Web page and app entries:
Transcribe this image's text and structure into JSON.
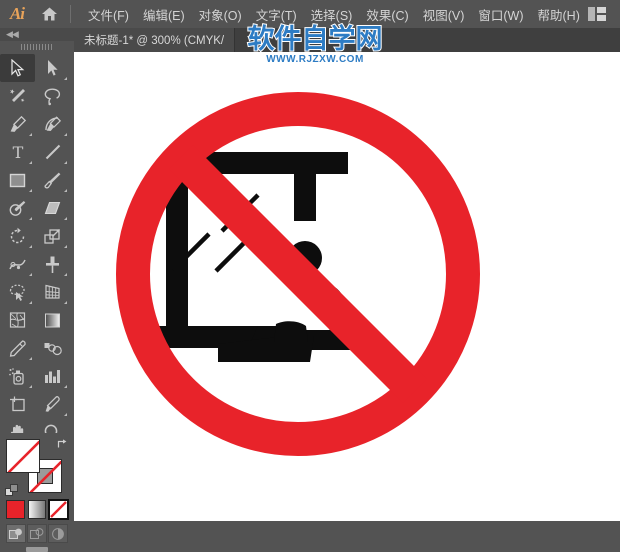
{
  "app": {
    "name": "Ai",
    "logo_color": "#e8a35a",
    "chrome_bg": "#535353"
  },
  "menubar": {
    "logo_label": "Ai",
    "home_icon": "home-icon",
    "workspace_icon": "workspace-switcher-icon",
    "items": [
      {
        "label": "文件(F)",
        "name": "menu-file"
      },
      {
        "label": "编辑(E)",
        "name": "menu-edit"
      },
      {
        "label": "对象(O)",
        "name": "menu-object"
      },
      {
        "label": "文字(T)",
        "name": "menu-type"
      },
      {
        "label": "选择(S)",
        "name": "menu-select"
      },
      {
        "label": "效果(C)",
        "name": "menu-effect"
      },
      {
        "label": "视图(V)",
        "name": "menu-view"
      },
      {
        "label": "窗口(W)",
        "name": "menu-window"
      },
      {
        "label": "帮助(H)",
        "name": "menu-help"
      }
    ]
  },
  "document_tab": {
    "title": "未标题-1* @ 300% (CMYK/",
    "close_icon": "close-icon"
  },
  "toolbar": {
    "collapse_label": "◀◀",
    "tools": [
      {
        "name": "selection-tool",
        "icon": "arrow-solid-icon",
        "selected": true,
        "corner": false
      },
      {
        "name": "direct-selection-tool",
        "icon": "arrow-hollow-icon",
        "selected": false,
        "corner": true
      },
      {
        "name": "magic-wand-tool",
        "icon": "magic-wand-icon",
        "selected": false,
        "corner": false
      },
      {
        "name": "lasso-tool",
        "icon": "lasso-icon",
        "selected": false,
        "corner": false
      },
      {
        "name": "pen-tool",
        "icon": "pen-icon",
        "selected": false,
        "corner": true
      },
      {
        "name": "curvature-tool",
        "icon": "curvature-icon",
        "selected": false,
        "corner": true
      },
      {
        "name": "type-tool",
        "icon": "type-t-icon",
        "selected": false,
        "corner": true
      },
      {
        "name": "line-segment-tool",
        "icon": "line-segment-icon",
        "selected": false,
        "corner": true
      },
      {
        "name": "rectangle-tool",
        "icon": "rectangle-icon",
        "selected": false,
        "corner": true
      },
      {
        "name": "paintbrush-tool",
        "icon": "paintbrush-icon",
        "selected": false,
        "corner": true
      },
      {
        "name": "shaper-tool",
        "icon": "shaper-pencil-icon",
        "selected": false,
        "corner": true
      },
      {
        "name": "eraser-tool",
        "icon": "eraser-icon",
        "selected": false,
        "corner": true
      },
      {
        "name": "rotate-tool",
        "icon": "rotate-icon",
        "selected": false,
        "corner": true
      },
      {
        "name": "scale-tool",
        "icon": "scale-icon",
        "selected": false,
        "corner": true
      },
      {
        "name": "width-tool",
        "icon": "width-warp-icon",
        "selected": false,
        "corner": true
      },
      {
        "name": "free-transform-tool",
        "icon": "pushpin-icon",
        "selected": false,
        "corner": true
      },
      {
        "name": "shape-builder-tool",
        "icon": "shape-builder-icon",
        "selected": false,
        "corner": true
      },
      {
        "name": "perspective-grid-tool",
        "icon": "perspective-grid-icon",
        "selected": false,
        "corner": true
      },
      {
        "name": "mesh-tool",
        "icon": "mesh-icon",
        "selected": false,
        "corner": false
      },
      {
        "name": "gradient-tool",
        "icon": "gradient-icon",
        "selected": false,
        "corner": false
      },
      {
        "name": "eyedropper-tool",
        "icon": "eyedropper-icon",
        "selected": false,
        "corner": true
      },
      {
        "name": "blend-tool",
        "icon": "blend-icon",
        "selected": false,
        "corner": false
      },
      {
        "name": "symbol-sprayer-tool",
        "icon": "symbol-sprayer-icon",
        "selected": false,
        "corner": true
      },
      {
        "name": "column-graph-tool",
        "icon": "bar-chart-icon",
        "selected": false,
        "corner": true
      },
      {
        "name": "artboard-tool",
        "icon": "artboard-icon",
        "selected": false,
        "corner": false
      },
      {
        "name": "slice-tool",
        "icon": "slice-knife-icon",
        "selected": false,
        "corner": true
      },
      {
        "name": "hand-tool",
        "icon": "hand-icon",
        "selected": false,
        "corner": true
      },
      {
        "name": "zoom-tool",
        "icon": "magnifier-icon",
        "selected": false,
        "corner": false
      }
    ],
    "fill_stroke": {
      "fill_name": "fill-swatch",
      "fill_value": "none",
      "stroke_name": "stroke-swatch",
      "stroke_value": "none",
      "swap_icon": "swap-fill-stroke-icon",
      "default_icon": "default-fill-stroke-icon",
      "none_slash_color": "#e8232a"
    },
    "color_modes": [
      {
        "name": "color-swatch-button",
        "icon": "solid-color-icon",
        "color": "#e8232a",
        "active": false
      },
      {
        "name": "gradient-swatch-button",
        "icon": "gradient-icon",
        "color": "#cccccc",
        "active": false
      },
      {
        "name": "none-swatch-button",
        "icon": "none-slash-icon",
        "color": "#ffffff",
        "active": true
      }
    ],
    "draw_modes": [
      {
        "name": "draw-normal-button",
        "icon": "draw-normal-icon",
        "active": true
      },
      {
        "name": "draw-behind-button",
        "icon": "draw-behind-icon",
        "active": false
      },
      {
        "name": "draw-inside-button",
        "icon": "draw-inside-icon",
        "active": false
      }
    ]
  },
  "artwork": {
    "name": "no-leaning-prohibition-sign",
    "description": "红色禁止标志：禁止倚靠/坐在玻璃结构上",
    "ring_color": "#e8232a",
    "pictogram_color": "#0d0d0d",
    "background_color": "#ffffff"
  },
  "watermark": {
    "chinese": "软件自学网",
    "url": "WWW.RJZXW.COM",
    "color": "#2d7cc4",
    "outline": "#ffffff"
  }
}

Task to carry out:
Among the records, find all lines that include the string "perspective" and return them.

Result:
        "name": "perspective-grid-tool",
        "icon": "perspective-grid-icon",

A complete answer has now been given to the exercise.